Source records

================================

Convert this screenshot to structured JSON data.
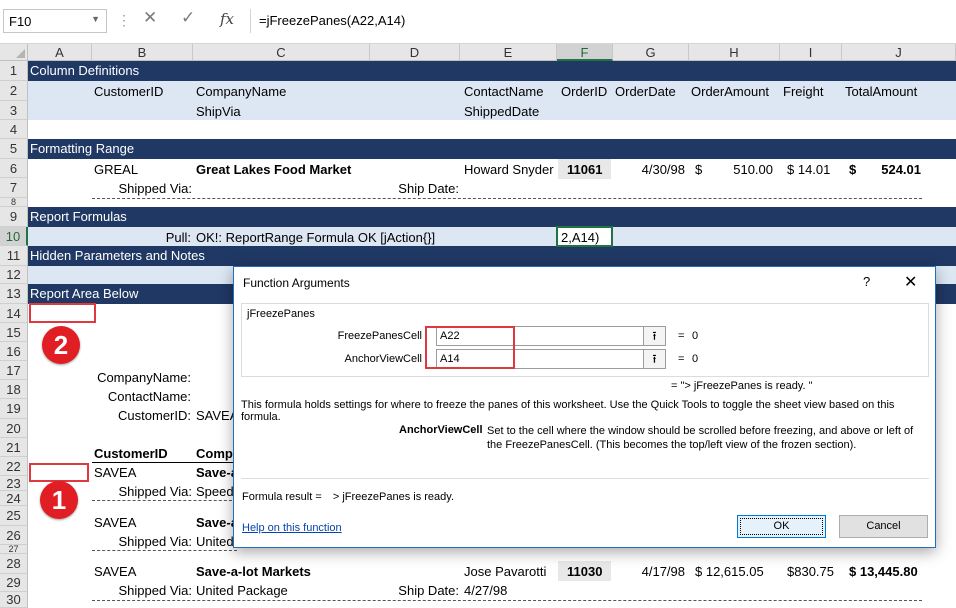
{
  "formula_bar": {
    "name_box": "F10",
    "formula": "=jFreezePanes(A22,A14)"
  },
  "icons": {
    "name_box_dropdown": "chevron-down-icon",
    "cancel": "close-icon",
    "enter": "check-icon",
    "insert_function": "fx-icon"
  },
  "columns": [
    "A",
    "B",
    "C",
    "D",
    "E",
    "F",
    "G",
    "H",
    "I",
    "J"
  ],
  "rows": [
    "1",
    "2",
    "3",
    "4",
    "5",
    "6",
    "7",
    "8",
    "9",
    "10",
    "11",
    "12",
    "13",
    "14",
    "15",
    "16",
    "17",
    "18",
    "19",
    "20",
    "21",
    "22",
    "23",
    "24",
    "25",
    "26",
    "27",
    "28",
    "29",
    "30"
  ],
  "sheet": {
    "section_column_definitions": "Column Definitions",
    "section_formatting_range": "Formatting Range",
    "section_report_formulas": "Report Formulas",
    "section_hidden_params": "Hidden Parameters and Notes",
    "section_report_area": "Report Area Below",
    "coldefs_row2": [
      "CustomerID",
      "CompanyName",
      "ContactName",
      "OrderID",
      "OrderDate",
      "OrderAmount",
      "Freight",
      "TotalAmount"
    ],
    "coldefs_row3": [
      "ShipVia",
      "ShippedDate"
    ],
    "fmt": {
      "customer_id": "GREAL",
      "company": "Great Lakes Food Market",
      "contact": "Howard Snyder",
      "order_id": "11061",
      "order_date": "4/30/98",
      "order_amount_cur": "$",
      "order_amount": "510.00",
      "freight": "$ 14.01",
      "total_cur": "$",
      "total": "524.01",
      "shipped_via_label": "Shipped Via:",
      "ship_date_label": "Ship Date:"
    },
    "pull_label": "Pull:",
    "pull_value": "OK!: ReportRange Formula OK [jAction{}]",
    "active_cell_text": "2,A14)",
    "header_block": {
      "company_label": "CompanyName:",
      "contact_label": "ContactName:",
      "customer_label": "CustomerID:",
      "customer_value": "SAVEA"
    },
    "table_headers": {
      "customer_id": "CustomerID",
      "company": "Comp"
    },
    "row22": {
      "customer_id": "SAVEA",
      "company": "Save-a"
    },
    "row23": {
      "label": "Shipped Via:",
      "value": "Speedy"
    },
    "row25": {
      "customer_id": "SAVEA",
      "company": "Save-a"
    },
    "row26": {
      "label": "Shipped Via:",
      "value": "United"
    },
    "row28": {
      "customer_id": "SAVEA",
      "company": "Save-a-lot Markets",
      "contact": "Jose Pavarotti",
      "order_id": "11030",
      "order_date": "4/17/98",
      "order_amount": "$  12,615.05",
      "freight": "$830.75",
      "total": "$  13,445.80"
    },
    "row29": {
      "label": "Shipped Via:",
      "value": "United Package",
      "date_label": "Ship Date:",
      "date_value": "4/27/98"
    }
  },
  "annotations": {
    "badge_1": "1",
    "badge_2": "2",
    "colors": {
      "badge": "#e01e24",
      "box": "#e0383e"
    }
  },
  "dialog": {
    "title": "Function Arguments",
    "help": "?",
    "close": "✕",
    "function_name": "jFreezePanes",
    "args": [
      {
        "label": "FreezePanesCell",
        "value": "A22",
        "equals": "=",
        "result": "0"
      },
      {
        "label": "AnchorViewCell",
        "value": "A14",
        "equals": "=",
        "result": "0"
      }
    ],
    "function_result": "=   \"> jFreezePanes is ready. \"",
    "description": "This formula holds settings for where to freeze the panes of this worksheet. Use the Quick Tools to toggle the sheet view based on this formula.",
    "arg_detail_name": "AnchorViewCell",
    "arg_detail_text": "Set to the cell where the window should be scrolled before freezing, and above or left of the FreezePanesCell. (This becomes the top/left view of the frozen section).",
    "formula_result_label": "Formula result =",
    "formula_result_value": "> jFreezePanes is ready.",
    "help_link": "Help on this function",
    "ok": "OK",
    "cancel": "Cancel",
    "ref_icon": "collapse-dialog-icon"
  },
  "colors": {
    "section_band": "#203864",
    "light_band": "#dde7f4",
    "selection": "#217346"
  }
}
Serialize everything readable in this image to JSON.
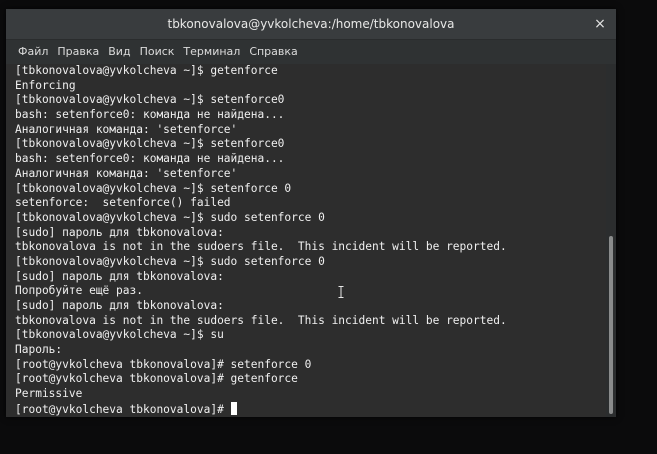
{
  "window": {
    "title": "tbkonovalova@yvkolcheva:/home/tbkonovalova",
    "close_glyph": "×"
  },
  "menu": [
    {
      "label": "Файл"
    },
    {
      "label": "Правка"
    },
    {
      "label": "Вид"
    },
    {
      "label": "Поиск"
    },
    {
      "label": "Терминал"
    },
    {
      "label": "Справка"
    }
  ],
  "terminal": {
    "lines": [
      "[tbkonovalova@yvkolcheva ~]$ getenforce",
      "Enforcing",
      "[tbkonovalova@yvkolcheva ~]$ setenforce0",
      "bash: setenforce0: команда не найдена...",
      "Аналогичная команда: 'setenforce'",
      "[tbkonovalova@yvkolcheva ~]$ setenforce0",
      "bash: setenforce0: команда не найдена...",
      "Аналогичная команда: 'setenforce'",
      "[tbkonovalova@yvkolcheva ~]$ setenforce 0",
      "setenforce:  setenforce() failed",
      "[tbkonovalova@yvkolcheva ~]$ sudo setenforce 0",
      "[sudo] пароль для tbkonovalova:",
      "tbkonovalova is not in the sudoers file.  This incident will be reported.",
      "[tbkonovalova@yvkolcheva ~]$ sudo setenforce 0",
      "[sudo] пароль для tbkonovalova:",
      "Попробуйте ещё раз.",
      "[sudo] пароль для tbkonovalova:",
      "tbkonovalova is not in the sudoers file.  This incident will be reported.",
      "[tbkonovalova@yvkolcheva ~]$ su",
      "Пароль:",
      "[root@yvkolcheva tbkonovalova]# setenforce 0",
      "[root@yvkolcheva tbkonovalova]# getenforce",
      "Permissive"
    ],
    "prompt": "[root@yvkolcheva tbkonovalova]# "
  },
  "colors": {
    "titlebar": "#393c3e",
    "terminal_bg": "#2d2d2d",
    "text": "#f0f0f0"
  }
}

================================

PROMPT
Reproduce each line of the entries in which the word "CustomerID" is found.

OUTPUT OF THE TASK
      "CustomerID",
      "customer_label": "CustomerID:",
      "customer_id": "CustomerID",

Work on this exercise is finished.